As a non-issue, food is worth following because it's not so much a victim of passive neglect as it is of denial. You can see what I mean if you consider the issue of sick care, which for some reason is equated with health care among Canadian politicians, and was by far the most promising issue in the campaign - in the sense of sheer promises made.
When all the major politicians, right, left and centre, commit solemnly to spending tens of billions of dollars of tax money to sustain health care and no one on the right, left or centre makes a mention of investing a dime to prevent disease by improving access to healthy food and lifestyles, something is clinically weird.
There's virtual unanimity among health policy experts that about 60 per cent of medical expenditures, including money to treat big and dreaded killers such as cancer and heart disease, deal with illnesses that could have been prevented by healthy diets and lifestyles.
It doesn't take a brain surgeon to spot the trend toward obesity, or to calculate the impossibility of any medical system being able to afford the back, knee, hip, diabetes, heart disease and cancer treatments that inevitably result from obesity.
It takes more than incompetent political leaders - it takes a powerful denial system - to miss a flabbernaut of this magnitude, but Canada's political system is up to the task. If food were just a health issue, I could be more philosophical, a word Canadians use to mean passive-aggressive apathy. But food is also something Canadians use to make dough from.
Canada's federal Department of Fisheries and Oceans has squandered two world-class fisheries, the cod fishery off Newfoundland and BC's salmon fishery, over the last two decades. And before the department equated fisheries with oceans (not to mention unemployment insurance), it sat by while a world-class fishery in the Great Lakes was destroyed.

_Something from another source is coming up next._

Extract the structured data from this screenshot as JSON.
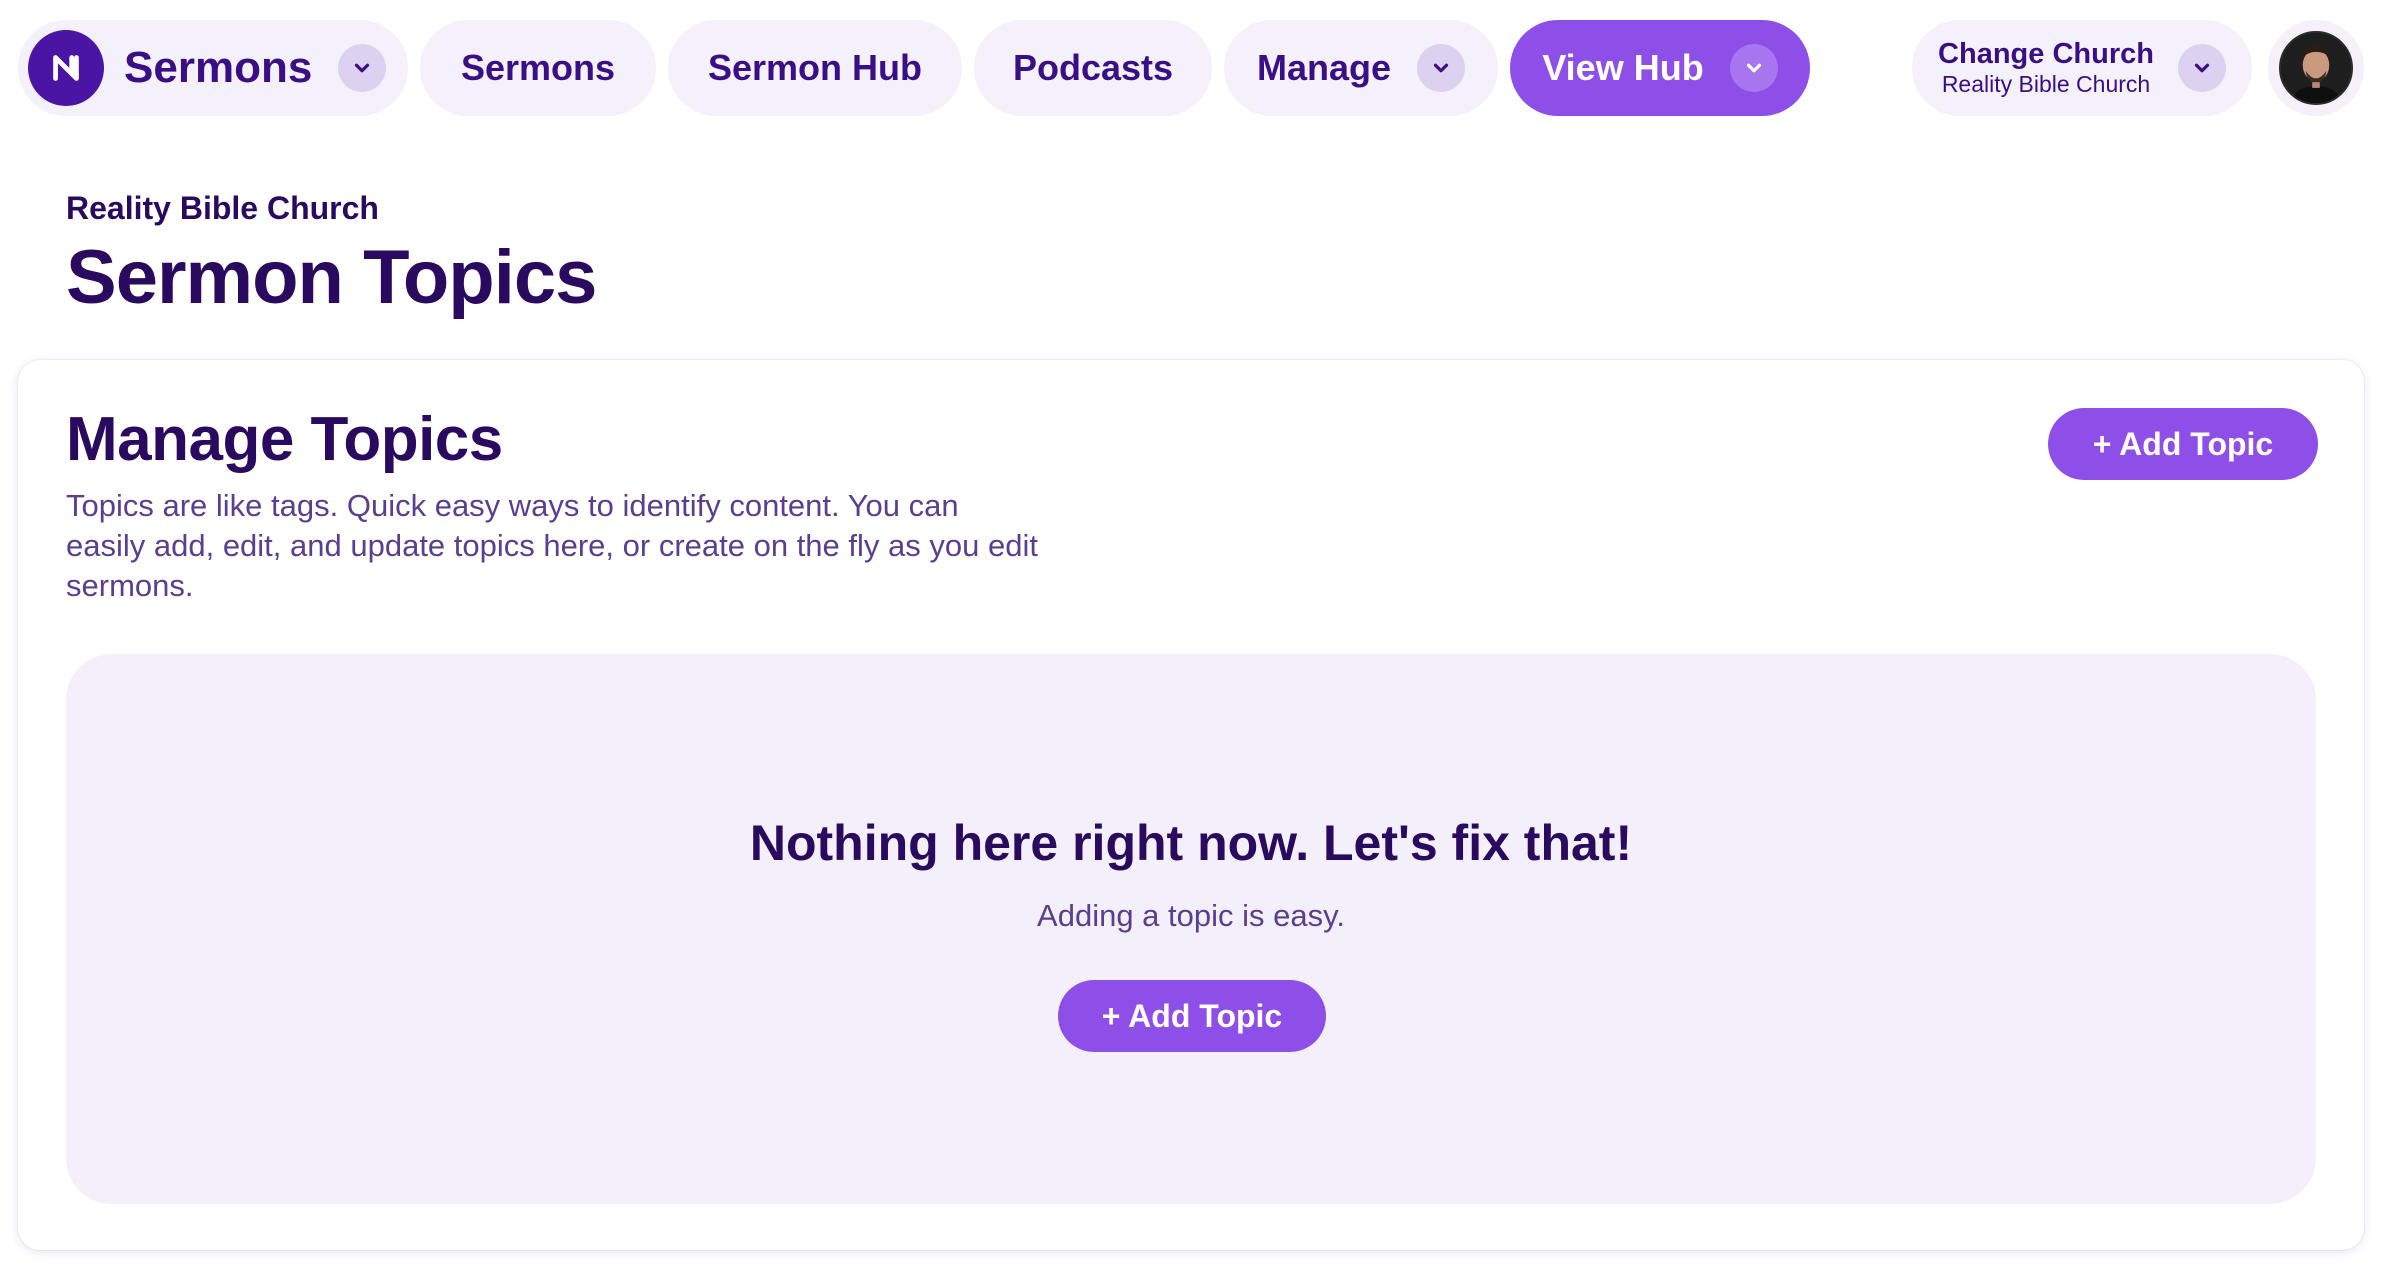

There's a $6-billion-a-year loss, this year and every year into the future, caused by those irresponsible screw-ups. That easily beats a one-time $100-million boondoggle in Quebec, the only issue to scandalize anyone, despite the fact that $100 million barely qualifies as a rounding error on the cost of the fisheries scandal.
And $2 billion in losses to the mad cow fiasco confirm that what the feds can do at sea can be done equally well on land.
Federal squandering of resources will continue unnoticed while land around cities - generally the best agricultural land - goes to suburban sprawl, thanks at least in part to federal tax schemes favouring builders over farm conservation.
Trying to deal with honouring the Kyoto agreement on global warming reductions, another big theme in the election, without a proactive policy on food isn't much different from talking about health care without mentioning food. Gassy foods, created by fossil fuel fertilizers and chemicals and long-distance supply chains that result in the average food molecule travelling 2,400 kilometres to a stomach, are leading culprits of global warming.
The Charter of Rights consolidated its hold over the ethical sense of Canadians in this election, without anyone bothering to ask what kind of Charter of Rights neglects the right to food, especially for some 10 per cent of Canadian children.
The democratic deficit was Prime Minister Paul Martin's pet issue, but no one raised the fact that some 40 crops have been accepted for genetic engineering without any debate in Parliament and without consumers knowing what GE ingredients are in their food.
I will stop ranting.
When no one plans to or seems to want to make political hay out of the situation, it's a sign that the political system is sick and has created a food system to match, and neither one is self-correcting.